Banks Peninsula subdivision: environmental fines
Banks Peninsula subdivision: fines for environmental damage
A warning to developers that they cannot blame contractors for ignoring environmental law was issued in the Christchurch District Court by Environment Court Judge Jeff Smith recently.
The developer, the contracting company and the engineer involved in an Akaroa bay subdivision will have to pay close to $80,000 for deficient subdivision practices leading to significant harbour pollution. All parties had pleaded guilty to the charges.
Tonnes of clay and soil poured into Takamatua Bay from the subdivision creating a plume of yellow sediment-laden water midway to the headland to the north after heavy rain in October, 2006.
Environment Canterbury staff visited the Kingfisher Point subdivision from October to December that year as a result of complaints from residents. Mitigation measures proved largely unsuccessful.
ECan RMA enforcement manager Vikki Wilmore said the exercise had been significant in terms of community cooperation. “They were our eyes, ears and photographers on site, and we followed up with numerous site visits and formal enforcement action. In rural and urban areas, the community is much more aware of environmental vandalism and will report incidents to ECan’s Pollution Hotline. It is good to see the residents group getting something back to mitigate the damage and recognise the role they played.”
Takamatua West Ltd have to pay $42,000 in total - a $10,000 fine for the illegal harbour discharge, $10,000 to the Takamatua Residents and Ratepayers Association, $2000 costs to Environment Canterbury and $20,000 for failing to take action when served with an abatement notice from ECan.
“I am not prepared to accept that it is possible for companies to escape those liabilities by blaming contractors. The abatement notice was served upon Takamatua; Takamatua was obliged to comply with it,” said Judge Smith.
The directors of Takamatua West Ltd at the time were Charles and Tom Kain and Justin Prain, described by Judge Smith as “experienced developers.”
Andrew Tisch, of E2 Solutions Ltd, the on-site engineer charged with implementing the site’s sediment control plan, was discharged without conviction but ordered to pay the Takamatua Residents and Ratepayers Association $10,000 and costs of $6000 to Environment Canterbury.
Calcon Ltd, the on-site contractor, was fined $10,000, ordered to pay the residents and ratepayers group $6,000 and $2,000 to Environment Canterbury.

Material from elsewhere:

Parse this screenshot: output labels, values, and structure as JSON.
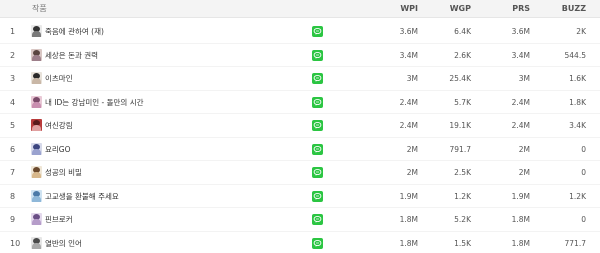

In deciding to order costs for the residents group, Judge Smith noted: “Given that the effect of these sediments has impacted upon Takamatua Bay, not only the gullies, I am minded to consider some form of direct remedy for the environment as a result of the proceedings.”